◆ **WHAT IS NEEDED**: Word for word, copy out the data below, omitting pictures.

◆ **DATA FOR THIS TASK**:
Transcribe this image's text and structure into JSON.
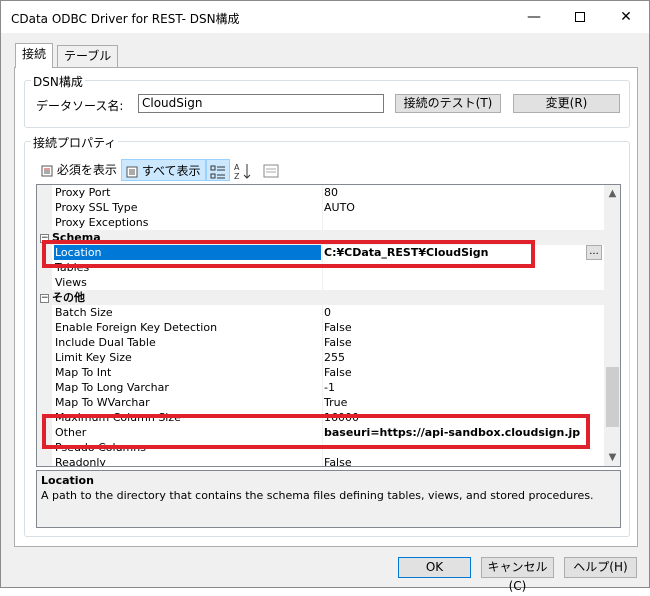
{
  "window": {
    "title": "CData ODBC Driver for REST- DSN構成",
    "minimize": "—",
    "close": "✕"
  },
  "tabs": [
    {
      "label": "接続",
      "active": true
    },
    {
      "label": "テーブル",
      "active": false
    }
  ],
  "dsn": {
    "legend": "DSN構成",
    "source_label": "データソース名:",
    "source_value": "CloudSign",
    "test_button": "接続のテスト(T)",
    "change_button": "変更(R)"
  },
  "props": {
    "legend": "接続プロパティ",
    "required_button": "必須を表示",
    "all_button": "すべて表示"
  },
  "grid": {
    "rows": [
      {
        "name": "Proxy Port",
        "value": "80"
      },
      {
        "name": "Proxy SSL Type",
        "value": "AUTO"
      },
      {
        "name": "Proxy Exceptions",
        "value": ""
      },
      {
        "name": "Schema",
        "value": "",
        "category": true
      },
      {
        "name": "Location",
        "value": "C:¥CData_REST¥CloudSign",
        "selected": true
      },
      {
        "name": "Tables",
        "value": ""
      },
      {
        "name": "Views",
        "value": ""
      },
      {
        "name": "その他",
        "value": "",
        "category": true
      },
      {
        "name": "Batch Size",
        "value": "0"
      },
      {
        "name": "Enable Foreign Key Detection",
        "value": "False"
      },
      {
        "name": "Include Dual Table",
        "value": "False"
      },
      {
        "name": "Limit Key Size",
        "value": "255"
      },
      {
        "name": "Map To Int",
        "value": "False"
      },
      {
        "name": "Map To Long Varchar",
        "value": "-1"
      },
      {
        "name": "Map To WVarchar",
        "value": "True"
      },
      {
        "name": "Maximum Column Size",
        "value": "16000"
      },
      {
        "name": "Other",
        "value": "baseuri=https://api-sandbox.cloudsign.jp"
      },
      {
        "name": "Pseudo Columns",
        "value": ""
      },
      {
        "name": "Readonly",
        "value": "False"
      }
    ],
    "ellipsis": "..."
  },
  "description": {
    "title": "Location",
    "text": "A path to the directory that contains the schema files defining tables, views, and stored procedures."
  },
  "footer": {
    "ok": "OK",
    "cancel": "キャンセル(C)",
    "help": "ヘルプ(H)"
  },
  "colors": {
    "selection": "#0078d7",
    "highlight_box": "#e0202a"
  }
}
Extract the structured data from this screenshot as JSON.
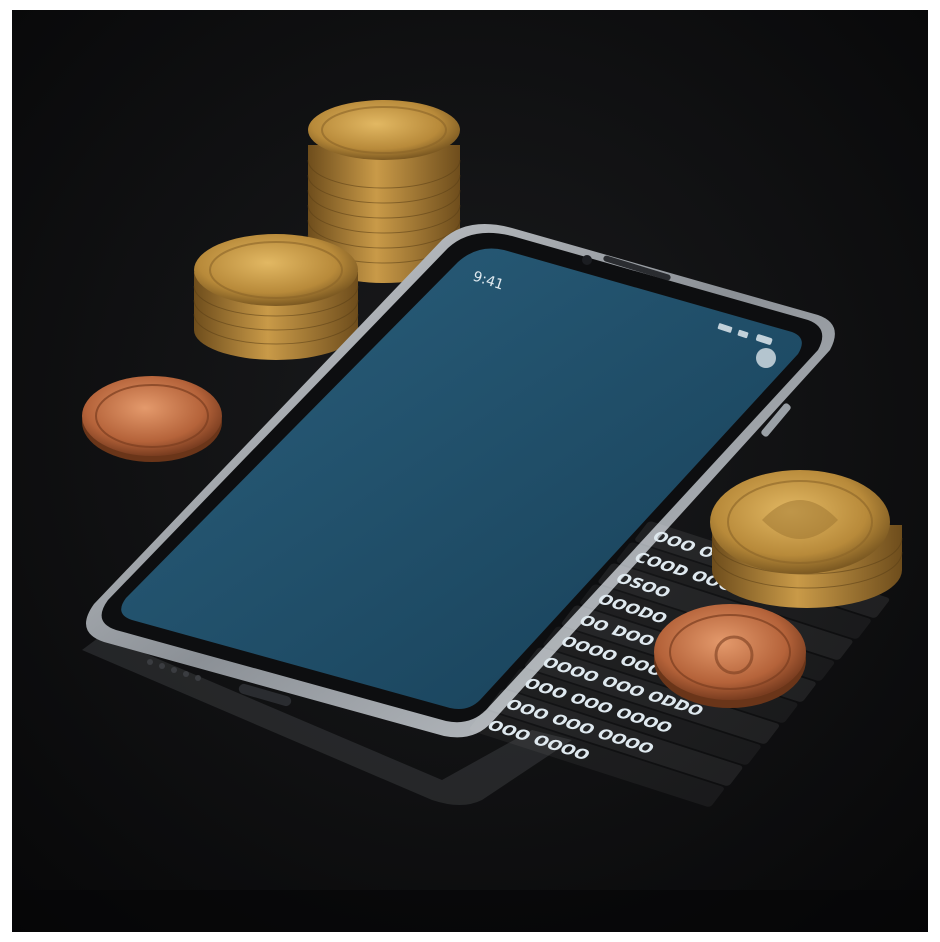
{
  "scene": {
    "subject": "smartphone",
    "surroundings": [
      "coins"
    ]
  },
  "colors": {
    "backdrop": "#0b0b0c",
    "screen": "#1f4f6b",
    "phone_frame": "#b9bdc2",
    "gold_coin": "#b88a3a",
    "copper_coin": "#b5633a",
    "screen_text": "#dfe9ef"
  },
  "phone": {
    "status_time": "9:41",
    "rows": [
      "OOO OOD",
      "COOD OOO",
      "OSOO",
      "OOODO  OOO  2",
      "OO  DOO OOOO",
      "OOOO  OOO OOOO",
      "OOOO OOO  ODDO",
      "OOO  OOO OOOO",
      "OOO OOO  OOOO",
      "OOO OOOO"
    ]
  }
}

◆ **RESPONSE AREA**:
Transcribe this image's text and structure into JSON.
{
  "window": {
    "title": "CData ODBC Driver for REST- DSN構成",
    "minimize": "—",
    "close": "✕"
  },
  "tabs": [
    {
      "label": "接続",
      "active": true
    },
    {
      "label": "テーブル",
      "active": false
    }
  ],
  "dsn": {
    "legend": "DSN構成",
    "source_label": "データソース名:",
    "source_value": "CloudSign",
    "test_button": "接続のテスト(T)",
    "change_button": "変更(R)"
  },
  "props": {
    "legend": "接続プロパティ",
    "required_button": "必須を表示",
    "all_button": "すべて表示"
  },
  "grid": {
    "rows": [
      {
        "name": "Proxy Port",
        "value": "80"
      },
      {
        "name": "Proxy SSL Type",
        "value": "AUTO"
      },
      {
        "name": "Proxy Exceptions",
        "value": ""
      },
      {
        "name": "Schema",
        "value": "",
        "category": true
      },
      {
        "name": "Location",
        "value": "C:¥CData_REST¥CloudSign",
        "selected": true
      },
      {
        "name": "Tables",
        "value": ""
      },
      {
        "name": "Views",
        "value": ""
      },
      {
        "name": "その他",
        "value": "",
        "category": true
      },
      {
        "name": "Batch Size",
        "value": "0"
      },
      {
        "name": "Enable Foreign Key Detection",
        "value": "False"
      },
      {
        "name": "Include Dual Table",
        "value": "False"
      },
      {
        "name": "Limit Key Size",
        "value": "255"
      },
      {
        "name": "Map To Int",
        "value": "False"
      },
      {
        "name": "Map To Long Varchar",
        "value": "-1"
      },
      {
        "name": "Map To WVarchar",
        "value": "True"
      },
      {
        "name": "Maximum Column Size",
        "value": "16000"
      },
      {
        "name": "Other",
        "value": "baseuri=https://api-sandbox.cloudsign.jp"
      },
      {
        "name": "Pseudo Columns",
        "value": ""
      },
      {
        "name": "Readonly",
        "value": "False"
      }
    ],
    "ellipsis": "..."
  },
  "description": {
    "title": "Location",
    "text": "A path to the directory that contains the schema files defining tables, views, and stored procedures."
  },
  "footer": {
    "ok": "OK",
    "cancel": "キャンセル(C)",
    "help": "ヘルプ(H)"
  },
  "colors": {
    "selection": "#0078d7",
    "highlight_box": "#e0202a"
  }
}
Extract the structured data from this screenshot as JSON.
{
  "scene": {
    "subject": "smartphone",
    "surroundings": [
      "coins"
    ]
  },
  "colors": {
    "backdrop": "#0b0b0c",
    "screen": "#1f4f6b",
    "phone_frame": "#b9bdc2",
    "gold_coin": "#b88a3a",
    "copper_coin": "#b5633a",
    "screen_text": "#dfe9ef"
  },
  "phone": {
    "status_time": "9:41",
    "rows": [
      "OOO OOD",
      "COOD OOO",
      "OSOO",
      "OOODO  OOO  2",
      "OO  DOO OOOO",
      "OOOO  OOO OOOO",
      "OOOO OOO  ODDO",
      "OOO  OOO OOOO",
      "OOO OOO  OOOO",
      "OOO OOOO"
    ]
  }
}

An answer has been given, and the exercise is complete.